There is a complete lack of transparency and literacy around money in publishing that I find difficult to deal with. I’ve been lucky enough to work on staff at both print and digital companies, but when I was freelancing I had no idea about anything to do with rates, invoicing and was so desperate to please that I would never have dared to demand payment for something, even months after it was due. That’s partly an age thing and I do think you get better at that as you get older, but I think you would get better at it quicker if people talked about it more openly. It’s only recently that I’ve seen writers on social media discussing openly their difficulties with navigating payment as a freelancer, all things that I experienced when I was freelancing and thought I was the only one.
What is the best advice you’ve been given, or wish you had been told sooner?
Your value is you. I’m guilty like any creative person of feeling real envy when I see other people’s success in my own field and when I was younger I definitely compared myself to other people a lot. Doing that means that you can lose your own voice, which is the most compelling and important thing about you. So stop comparing yourself to other people and revel in everyone’s success.
What’s something surprising about you, that we might not know?
Oh this question is hard! I always ask people this but it’s such a tough one to answer… Maybe… I listen to a lot of Desert Island Discs in the bath, which basically makes me a 70 year old woman minus the gardening obsession. But if you follow me on Twitter you’d probably know that already.

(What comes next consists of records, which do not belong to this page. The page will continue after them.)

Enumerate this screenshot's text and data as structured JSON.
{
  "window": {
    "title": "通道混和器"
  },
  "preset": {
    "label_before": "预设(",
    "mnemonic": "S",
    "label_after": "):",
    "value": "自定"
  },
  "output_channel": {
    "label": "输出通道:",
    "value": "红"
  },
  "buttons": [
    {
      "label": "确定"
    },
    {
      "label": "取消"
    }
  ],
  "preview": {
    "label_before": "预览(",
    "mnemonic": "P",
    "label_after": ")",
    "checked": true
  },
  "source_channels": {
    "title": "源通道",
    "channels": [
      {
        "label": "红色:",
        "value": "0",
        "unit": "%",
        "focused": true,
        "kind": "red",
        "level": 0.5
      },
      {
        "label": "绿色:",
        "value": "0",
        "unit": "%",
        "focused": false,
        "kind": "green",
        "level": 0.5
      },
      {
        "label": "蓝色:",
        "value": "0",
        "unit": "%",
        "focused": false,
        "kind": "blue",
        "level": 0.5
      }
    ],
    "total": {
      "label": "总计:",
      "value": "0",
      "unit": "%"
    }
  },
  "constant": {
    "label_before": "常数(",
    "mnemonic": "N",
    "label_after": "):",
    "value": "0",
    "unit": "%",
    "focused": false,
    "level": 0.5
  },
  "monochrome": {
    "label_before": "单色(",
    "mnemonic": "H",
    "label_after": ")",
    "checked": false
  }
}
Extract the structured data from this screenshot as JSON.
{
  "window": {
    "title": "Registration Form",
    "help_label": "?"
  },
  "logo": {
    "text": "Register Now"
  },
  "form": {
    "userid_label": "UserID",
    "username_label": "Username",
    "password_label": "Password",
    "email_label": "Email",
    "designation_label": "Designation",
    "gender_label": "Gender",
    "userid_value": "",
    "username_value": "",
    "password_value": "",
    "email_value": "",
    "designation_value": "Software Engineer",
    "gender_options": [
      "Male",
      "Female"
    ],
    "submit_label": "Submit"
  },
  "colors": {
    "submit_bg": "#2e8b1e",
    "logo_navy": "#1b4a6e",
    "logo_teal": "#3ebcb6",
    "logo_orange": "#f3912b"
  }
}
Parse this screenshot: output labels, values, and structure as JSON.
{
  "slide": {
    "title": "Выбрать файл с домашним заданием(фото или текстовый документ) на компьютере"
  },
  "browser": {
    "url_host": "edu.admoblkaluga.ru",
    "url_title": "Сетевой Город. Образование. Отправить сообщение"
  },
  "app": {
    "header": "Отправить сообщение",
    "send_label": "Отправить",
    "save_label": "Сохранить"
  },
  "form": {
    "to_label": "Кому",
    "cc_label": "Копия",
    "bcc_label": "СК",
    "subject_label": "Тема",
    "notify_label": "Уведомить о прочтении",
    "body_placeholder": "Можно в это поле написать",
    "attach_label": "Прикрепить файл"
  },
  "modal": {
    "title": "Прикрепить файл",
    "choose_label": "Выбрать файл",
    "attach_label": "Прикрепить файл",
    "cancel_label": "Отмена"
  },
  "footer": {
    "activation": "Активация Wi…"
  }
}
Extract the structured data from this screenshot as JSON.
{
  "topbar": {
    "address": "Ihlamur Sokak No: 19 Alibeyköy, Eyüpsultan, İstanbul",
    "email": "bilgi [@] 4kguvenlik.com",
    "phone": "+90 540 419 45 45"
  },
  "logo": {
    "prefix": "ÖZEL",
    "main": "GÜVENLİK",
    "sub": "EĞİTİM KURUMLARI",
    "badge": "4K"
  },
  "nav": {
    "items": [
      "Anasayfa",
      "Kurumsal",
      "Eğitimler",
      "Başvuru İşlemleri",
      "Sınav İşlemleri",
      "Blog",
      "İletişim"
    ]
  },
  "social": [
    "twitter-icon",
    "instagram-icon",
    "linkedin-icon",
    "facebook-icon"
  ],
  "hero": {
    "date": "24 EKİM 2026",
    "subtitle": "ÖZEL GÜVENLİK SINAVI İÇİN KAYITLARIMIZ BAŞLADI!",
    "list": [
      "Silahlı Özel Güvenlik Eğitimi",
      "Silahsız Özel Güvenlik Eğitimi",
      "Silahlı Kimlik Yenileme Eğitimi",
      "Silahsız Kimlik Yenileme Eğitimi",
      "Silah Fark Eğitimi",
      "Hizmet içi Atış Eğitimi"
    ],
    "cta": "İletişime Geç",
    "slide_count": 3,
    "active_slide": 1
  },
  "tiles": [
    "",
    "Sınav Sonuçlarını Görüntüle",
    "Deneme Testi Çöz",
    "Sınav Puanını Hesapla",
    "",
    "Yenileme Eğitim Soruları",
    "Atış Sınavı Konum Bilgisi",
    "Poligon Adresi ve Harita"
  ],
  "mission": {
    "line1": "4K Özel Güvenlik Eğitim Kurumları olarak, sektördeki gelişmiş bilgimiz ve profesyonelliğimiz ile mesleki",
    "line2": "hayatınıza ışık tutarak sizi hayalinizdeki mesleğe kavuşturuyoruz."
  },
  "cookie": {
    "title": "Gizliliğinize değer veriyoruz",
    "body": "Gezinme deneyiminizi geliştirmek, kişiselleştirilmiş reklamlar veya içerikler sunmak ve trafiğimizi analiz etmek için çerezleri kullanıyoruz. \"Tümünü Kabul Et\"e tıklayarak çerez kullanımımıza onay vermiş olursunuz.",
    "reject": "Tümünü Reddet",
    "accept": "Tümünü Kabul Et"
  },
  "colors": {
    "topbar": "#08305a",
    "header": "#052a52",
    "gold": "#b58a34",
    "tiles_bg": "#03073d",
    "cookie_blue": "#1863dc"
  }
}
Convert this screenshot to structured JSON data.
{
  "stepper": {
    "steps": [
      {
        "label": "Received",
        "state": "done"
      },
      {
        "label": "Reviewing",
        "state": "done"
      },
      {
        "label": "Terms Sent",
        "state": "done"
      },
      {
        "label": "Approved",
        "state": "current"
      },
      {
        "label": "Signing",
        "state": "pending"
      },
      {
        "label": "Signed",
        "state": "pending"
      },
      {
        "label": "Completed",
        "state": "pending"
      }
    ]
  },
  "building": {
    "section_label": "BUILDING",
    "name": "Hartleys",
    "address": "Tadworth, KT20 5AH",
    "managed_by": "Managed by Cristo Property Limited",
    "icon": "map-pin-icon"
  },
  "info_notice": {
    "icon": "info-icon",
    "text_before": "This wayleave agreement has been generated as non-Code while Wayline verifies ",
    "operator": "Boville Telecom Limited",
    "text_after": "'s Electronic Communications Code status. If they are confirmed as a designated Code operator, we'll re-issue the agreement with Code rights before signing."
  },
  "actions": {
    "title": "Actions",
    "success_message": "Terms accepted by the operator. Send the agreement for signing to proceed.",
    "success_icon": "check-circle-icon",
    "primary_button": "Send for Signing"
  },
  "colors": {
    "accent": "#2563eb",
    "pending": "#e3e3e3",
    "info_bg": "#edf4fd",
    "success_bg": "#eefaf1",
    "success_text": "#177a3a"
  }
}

What places are important to you?
Cobble Hill in Brooklyn, where I spent some formative months as a teenager, is a very important place to me. Sydney’s Paddington is home, through and through. I feel an affinity to London that lots of girls who read a lot of British literature feel, that sense of knowing the city’s geography and feeling comfortable on its streets. I’d love to live there one day.
Do you have a supportive female network in your field? Was it always this way?
I don’t have any friends from school or university who are in my industry, and when I started working in publishing the friends I made were from different departments of the magazine world. But there is a rich and diverse online community that spans the globe that I am so lucky to feel tapped into: Women who support each other and are going through the same things that you are going through, albeit occasionally on the other side of the world. Twitter can be a teeming cesspool of the worst of humanity but it is also full of smart, engaging women doing incredible work in the writing field and engaging with them through social media is a real joy.
What do you want to be asked about that no one ever asks you?
I rarely ever get asked anything because I’m usually the one doing the interviewing. Being on the receiving end is nice for a change but I definitely prefer asking the questions than answering them.
How can we find our more about your work?
@hannahroserose on Twitter and Instagram
Who would you most like to answer these questions next?
I would love to hear from Pandora Sykes and Dolly Alderton from The High Low Show podcast.